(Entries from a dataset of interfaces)

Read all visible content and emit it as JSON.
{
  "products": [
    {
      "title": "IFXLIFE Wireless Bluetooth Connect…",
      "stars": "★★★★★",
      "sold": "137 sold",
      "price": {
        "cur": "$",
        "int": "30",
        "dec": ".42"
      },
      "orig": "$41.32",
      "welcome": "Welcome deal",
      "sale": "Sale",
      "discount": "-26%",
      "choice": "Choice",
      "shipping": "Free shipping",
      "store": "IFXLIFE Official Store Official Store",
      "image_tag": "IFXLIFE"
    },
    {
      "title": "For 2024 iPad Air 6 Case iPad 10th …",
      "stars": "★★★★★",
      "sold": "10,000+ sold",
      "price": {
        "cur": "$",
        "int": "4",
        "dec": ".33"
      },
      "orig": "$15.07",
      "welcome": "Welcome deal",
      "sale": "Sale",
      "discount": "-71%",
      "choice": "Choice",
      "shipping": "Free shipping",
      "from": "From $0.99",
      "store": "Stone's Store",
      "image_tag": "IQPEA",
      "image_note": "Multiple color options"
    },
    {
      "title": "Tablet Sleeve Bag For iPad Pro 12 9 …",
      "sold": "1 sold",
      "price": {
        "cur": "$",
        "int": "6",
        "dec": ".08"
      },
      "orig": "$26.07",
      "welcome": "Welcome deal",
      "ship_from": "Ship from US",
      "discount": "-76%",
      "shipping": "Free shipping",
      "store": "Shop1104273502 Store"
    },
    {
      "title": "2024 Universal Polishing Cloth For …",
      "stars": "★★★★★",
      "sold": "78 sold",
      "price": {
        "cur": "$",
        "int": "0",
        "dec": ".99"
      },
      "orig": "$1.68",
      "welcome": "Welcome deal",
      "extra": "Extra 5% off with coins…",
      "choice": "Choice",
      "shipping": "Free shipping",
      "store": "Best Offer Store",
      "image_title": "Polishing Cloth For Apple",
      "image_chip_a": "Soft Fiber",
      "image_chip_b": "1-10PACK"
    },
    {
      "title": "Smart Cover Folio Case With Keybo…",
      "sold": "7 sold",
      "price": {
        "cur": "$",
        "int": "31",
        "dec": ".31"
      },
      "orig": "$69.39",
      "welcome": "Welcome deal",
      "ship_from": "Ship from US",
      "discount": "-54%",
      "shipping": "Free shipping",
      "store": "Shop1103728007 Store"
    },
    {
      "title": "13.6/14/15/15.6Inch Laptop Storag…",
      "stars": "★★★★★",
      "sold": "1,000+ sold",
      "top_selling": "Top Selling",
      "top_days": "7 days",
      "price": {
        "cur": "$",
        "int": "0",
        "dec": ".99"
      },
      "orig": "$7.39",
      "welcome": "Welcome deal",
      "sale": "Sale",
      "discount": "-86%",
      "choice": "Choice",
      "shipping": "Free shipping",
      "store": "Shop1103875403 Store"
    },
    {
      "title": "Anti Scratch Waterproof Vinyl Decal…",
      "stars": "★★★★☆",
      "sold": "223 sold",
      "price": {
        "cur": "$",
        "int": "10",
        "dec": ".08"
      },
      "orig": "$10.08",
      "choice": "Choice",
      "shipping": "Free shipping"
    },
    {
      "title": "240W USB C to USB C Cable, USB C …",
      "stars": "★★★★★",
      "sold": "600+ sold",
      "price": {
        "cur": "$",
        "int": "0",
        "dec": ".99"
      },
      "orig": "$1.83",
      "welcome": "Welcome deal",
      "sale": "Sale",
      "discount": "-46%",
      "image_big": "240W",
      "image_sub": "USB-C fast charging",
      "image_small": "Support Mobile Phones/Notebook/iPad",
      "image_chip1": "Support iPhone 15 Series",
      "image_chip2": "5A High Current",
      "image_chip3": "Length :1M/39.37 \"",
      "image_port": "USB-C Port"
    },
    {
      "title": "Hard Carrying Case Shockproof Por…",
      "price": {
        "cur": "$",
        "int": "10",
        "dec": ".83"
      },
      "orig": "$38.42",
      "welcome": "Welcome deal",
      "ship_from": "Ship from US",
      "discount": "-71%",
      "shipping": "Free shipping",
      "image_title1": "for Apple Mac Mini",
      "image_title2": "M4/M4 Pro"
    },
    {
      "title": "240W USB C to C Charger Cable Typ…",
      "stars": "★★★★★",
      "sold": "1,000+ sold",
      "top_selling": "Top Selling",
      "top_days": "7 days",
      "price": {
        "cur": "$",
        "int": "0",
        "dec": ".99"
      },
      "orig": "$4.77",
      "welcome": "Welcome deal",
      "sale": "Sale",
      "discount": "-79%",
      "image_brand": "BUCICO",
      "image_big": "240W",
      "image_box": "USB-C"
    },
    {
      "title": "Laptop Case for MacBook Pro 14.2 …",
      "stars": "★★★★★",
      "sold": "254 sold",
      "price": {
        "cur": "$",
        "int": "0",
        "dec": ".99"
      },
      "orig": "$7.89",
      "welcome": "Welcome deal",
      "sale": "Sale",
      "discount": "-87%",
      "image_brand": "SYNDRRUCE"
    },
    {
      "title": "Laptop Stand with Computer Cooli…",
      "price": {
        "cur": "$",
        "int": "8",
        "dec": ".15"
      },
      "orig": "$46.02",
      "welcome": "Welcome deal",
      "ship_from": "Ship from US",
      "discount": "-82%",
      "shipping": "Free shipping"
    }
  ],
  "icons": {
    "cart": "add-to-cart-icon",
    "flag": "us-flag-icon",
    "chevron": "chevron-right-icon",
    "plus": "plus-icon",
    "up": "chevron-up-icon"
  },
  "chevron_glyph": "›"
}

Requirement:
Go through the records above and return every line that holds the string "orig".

Output for this task:
      "orig": "$41.32",
      "orig": "$15.07",
      "orig": "$26.07",
      "orig": "$1.68",
      "orig": "$69.39",
      "orig": "$7.39",
      "orig": "$10.08",
      "orig": "$1.83",
      "orig": "$38.42",
      "orig": "$4.77",
      "orig": "$7.89",
      "orig": "$46.02",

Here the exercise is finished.